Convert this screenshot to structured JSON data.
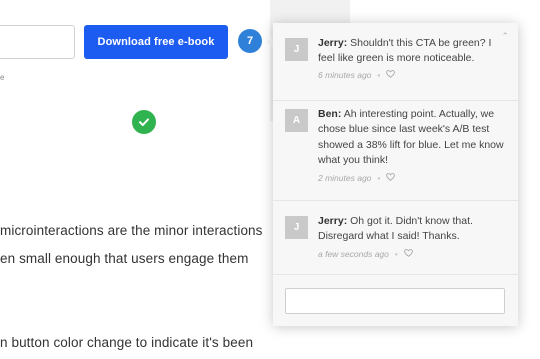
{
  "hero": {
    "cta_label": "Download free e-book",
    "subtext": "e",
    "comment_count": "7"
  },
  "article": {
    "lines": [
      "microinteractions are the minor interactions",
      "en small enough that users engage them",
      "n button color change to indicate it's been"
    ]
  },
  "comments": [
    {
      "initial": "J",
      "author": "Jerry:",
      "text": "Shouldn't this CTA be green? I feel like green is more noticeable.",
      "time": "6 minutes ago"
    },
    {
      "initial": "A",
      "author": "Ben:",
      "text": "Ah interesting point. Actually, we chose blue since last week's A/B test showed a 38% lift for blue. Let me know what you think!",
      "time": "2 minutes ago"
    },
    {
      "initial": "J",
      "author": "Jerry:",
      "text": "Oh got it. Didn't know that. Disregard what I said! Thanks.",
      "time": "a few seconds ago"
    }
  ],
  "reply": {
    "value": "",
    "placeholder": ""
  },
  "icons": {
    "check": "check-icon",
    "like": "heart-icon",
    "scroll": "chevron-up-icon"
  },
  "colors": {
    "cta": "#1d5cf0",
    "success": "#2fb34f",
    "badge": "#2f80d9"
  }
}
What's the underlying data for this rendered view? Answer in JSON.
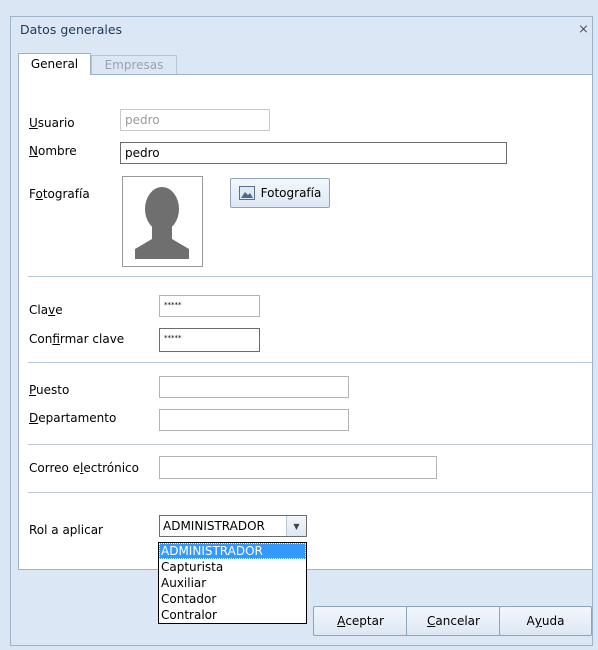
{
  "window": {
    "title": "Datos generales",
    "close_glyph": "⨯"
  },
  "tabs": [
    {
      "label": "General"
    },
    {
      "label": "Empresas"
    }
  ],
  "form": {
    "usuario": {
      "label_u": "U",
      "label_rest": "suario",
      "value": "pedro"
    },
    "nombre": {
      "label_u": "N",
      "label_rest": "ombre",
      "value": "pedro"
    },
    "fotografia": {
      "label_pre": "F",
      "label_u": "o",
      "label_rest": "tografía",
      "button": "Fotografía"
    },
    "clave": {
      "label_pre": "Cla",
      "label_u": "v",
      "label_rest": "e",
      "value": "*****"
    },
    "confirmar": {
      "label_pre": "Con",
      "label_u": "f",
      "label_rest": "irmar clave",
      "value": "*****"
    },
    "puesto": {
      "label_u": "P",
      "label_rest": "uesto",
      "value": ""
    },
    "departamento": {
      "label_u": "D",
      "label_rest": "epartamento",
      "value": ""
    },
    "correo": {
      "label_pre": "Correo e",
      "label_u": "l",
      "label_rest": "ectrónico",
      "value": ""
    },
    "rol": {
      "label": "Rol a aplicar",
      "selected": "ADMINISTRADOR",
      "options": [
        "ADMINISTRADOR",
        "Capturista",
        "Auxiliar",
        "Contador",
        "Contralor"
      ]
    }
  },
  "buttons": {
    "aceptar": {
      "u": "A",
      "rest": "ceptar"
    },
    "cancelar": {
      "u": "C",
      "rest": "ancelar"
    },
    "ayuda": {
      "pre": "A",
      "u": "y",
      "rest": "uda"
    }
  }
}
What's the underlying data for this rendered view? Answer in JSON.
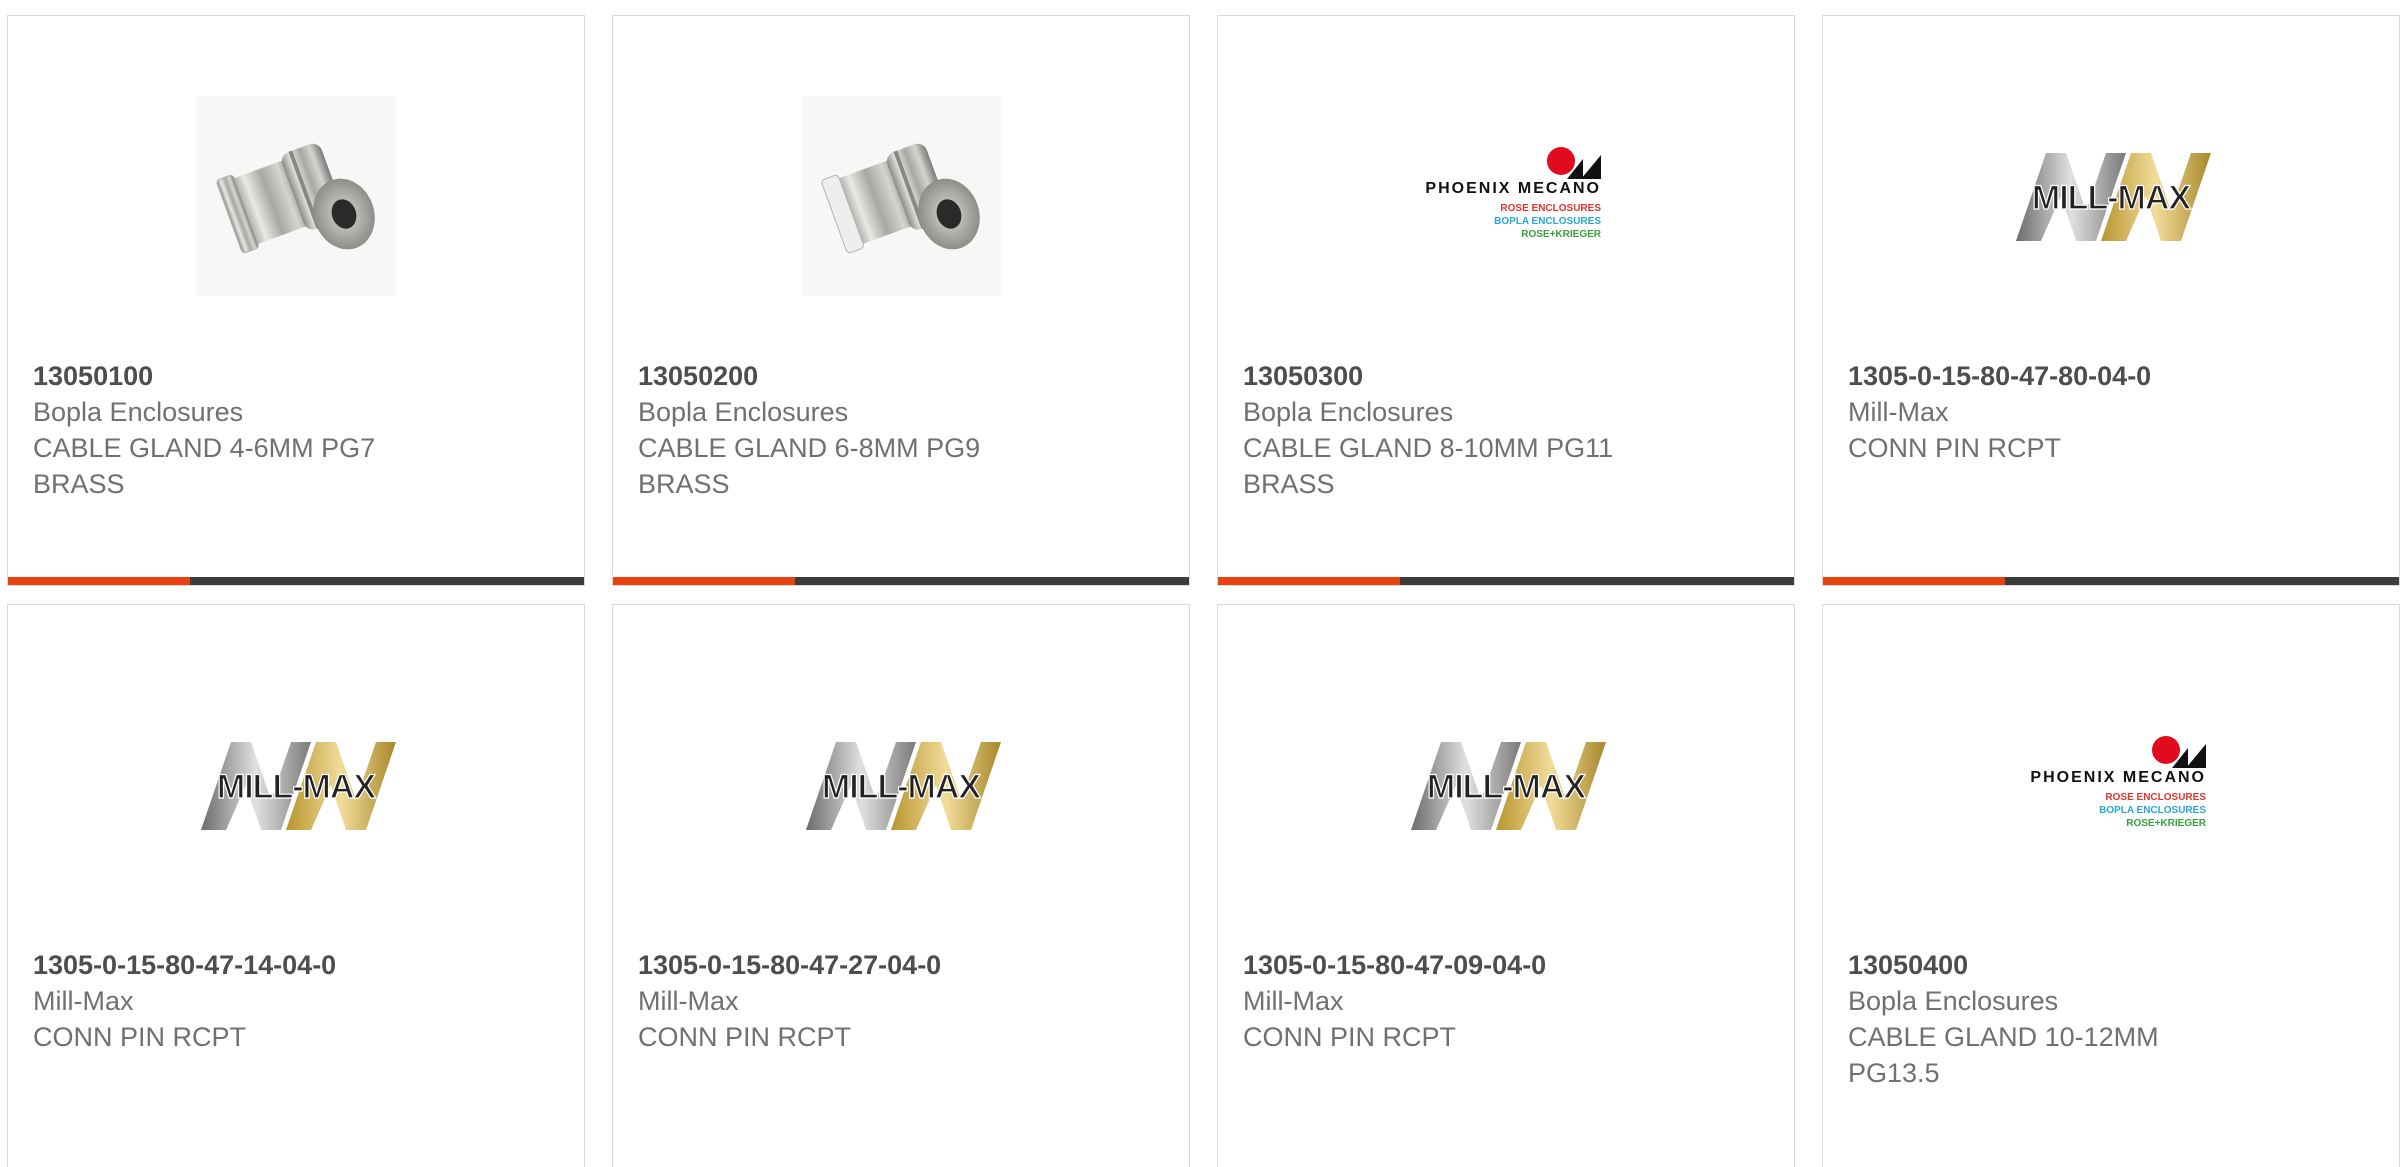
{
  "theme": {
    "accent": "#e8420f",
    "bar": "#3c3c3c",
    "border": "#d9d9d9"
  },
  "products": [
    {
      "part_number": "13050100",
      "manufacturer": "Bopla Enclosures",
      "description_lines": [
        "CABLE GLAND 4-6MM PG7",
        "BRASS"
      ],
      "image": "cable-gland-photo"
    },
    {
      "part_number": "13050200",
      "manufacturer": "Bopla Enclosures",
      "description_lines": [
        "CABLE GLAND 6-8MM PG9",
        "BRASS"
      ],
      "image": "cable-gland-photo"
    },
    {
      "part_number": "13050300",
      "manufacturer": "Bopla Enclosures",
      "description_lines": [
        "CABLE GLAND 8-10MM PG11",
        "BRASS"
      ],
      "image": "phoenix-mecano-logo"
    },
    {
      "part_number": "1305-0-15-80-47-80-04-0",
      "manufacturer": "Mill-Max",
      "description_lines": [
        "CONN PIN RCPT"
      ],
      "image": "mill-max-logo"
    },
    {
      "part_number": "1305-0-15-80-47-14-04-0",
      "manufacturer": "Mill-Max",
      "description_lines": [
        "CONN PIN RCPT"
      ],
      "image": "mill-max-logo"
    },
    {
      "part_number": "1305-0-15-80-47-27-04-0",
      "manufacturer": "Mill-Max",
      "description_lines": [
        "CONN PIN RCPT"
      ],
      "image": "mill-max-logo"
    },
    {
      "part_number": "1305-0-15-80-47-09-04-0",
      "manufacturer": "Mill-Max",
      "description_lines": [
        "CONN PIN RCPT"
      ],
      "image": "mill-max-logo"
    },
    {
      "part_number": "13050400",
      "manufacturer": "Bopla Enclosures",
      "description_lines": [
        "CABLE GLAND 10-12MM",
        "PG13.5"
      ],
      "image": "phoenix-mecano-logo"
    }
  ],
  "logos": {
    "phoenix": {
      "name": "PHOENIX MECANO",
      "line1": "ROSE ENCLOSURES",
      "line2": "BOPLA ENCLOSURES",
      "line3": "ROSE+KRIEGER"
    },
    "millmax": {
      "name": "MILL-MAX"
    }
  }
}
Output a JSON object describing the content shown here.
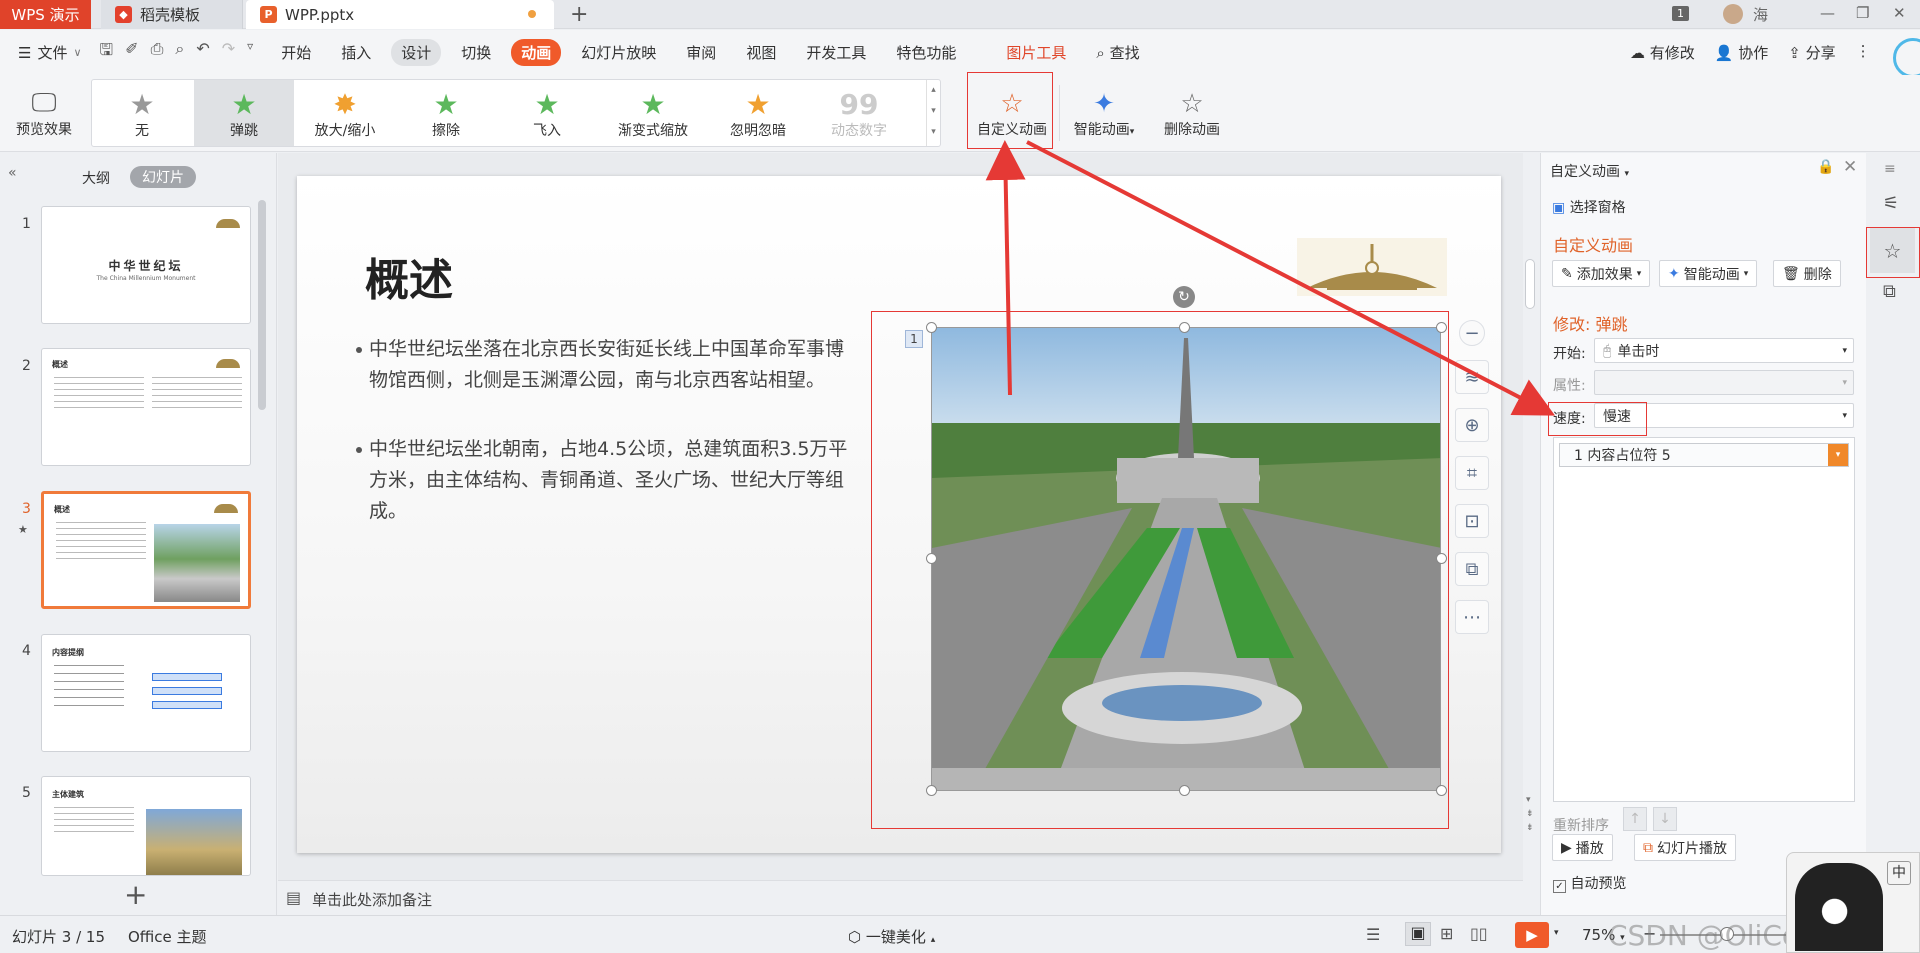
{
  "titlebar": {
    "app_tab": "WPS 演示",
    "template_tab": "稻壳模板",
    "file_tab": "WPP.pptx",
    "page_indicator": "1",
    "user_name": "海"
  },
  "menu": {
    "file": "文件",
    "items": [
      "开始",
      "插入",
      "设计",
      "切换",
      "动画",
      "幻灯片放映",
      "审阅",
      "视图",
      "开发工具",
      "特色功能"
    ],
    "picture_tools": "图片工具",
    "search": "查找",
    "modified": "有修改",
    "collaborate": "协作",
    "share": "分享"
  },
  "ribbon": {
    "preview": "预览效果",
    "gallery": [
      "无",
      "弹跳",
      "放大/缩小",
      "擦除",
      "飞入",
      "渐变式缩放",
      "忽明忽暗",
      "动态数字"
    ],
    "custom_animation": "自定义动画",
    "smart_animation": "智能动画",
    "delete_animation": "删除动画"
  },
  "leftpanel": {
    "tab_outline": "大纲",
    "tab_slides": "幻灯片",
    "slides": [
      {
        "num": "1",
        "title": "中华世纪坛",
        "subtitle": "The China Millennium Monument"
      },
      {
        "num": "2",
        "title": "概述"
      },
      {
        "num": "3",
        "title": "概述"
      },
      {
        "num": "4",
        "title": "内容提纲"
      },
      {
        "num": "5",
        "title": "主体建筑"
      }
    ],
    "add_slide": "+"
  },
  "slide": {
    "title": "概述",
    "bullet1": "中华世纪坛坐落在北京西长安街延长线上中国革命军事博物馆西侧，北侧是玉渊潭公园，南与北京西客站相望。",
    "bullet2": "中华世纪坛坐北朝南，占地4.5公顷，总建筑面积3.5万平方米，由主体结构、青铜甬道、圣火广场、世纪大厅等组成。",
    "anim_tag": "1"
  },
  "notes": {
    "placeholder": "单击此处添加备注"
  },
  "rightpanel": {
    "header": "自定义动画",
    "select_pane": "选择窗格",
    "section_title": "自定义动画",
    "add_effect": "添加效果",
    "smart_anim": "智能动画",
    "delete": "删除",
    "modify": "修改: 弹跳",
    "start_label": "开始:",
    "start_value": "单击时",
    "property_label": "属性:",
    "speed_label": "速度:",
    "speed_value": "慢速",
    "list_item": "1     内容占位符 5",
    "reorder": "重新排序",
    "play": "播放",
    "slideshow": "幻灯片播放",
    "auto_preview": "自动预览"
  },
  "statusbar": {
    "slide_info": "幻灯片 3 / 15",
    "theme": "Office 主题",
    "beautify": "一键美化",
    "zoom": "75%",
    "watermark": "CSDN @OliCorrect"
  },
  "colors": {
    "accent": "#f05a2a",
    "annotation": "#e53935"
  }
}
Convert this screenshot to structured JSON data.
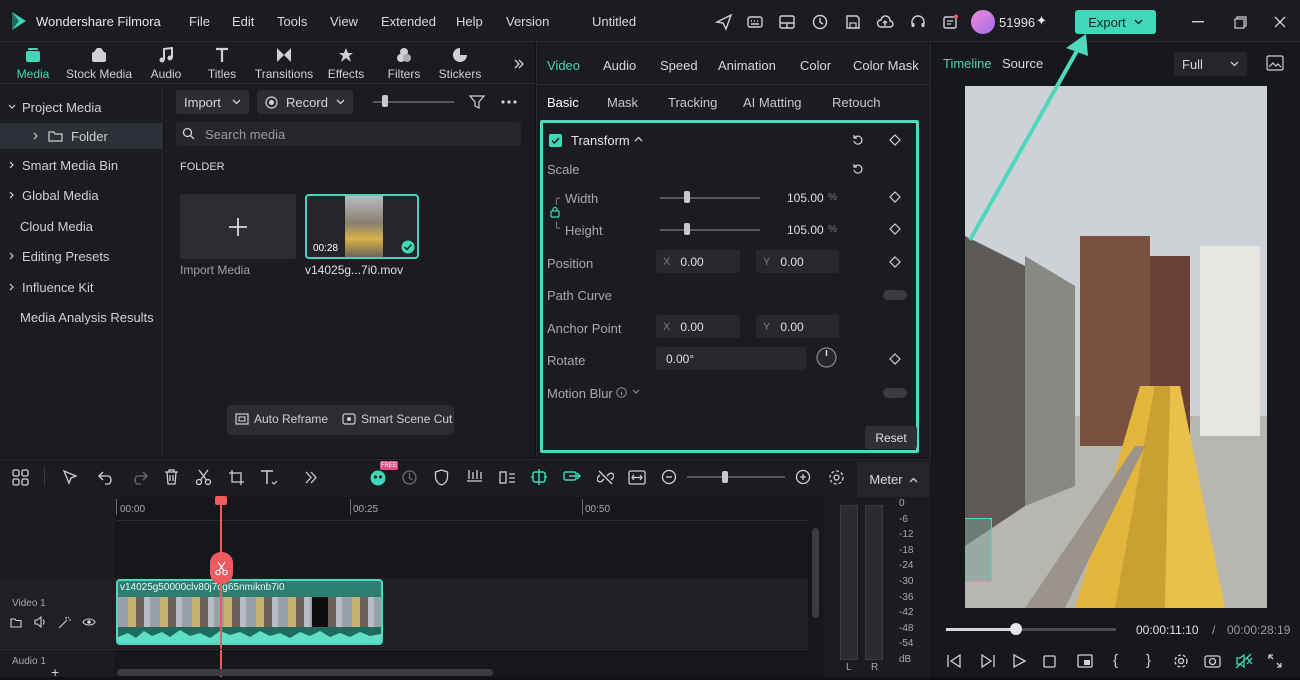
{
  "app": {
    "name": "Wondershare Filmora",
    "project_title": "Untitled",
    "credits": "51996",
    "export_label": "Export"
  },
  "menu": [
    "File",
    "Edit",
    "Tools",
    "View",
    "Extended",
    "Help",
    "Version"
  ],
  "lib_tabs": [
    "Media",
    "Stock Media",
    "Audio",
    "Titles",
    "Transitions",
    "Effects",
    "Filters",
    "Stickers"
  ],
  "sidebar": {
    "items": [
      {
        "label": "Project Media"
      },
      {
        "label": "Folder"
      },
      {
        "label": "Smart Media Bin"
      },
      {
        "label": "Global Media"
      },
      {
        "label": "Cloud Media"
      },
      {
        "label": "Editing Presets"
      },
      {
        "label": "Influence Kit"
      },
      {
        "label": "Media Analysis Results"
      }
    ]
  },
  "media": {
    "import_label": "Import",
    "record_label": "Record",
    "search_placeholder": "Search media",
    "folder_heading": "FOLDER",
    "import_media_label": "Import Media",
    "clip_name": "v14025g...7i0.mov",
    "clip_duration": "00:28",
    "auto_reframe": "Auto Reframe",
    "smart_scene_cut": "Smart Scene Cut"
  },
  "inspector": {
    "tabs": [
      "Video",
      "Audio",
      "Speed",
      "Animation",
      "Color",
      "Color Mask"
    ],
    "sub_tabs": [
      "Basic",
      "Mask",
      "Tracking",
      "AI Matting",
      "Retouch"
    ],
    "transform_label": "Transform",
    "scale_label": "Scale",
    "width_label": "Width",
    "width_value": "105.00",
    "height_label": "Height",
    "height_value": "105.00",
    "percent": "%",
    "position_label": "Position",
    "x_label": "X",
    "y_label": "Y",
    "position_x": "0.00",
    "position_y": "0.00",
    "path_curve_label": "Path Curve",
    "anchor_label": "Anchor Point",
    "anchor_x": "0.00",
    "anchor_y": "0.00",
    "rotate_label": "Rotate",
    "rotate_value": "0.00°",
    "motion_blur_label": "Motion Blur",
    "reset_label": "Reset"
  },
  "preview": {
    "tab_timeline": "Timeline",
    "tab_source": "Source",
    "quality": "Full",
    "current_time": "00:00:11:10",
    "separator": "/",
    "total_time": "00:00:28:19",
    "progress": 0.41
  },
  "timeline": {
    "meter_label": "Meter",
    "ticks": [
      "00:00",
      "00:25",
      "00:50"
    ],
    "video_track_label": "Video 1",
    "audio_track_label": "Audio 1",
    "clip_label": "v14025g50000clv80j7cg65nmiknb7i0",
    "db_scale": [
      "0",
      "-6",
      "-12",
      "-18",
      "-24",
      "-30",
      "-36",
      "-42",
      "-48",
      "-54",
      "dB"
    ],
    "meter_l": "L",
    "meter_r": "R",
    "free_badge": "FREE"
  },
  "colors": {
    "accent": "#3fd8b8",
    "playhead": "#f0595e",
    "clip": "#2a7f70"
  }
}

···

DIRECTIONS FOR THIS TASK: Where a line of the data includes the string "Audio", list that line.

RESULT OF THE TASK:
    "Audio",
      "Audio",
    "audio_track_label": "Audio 1",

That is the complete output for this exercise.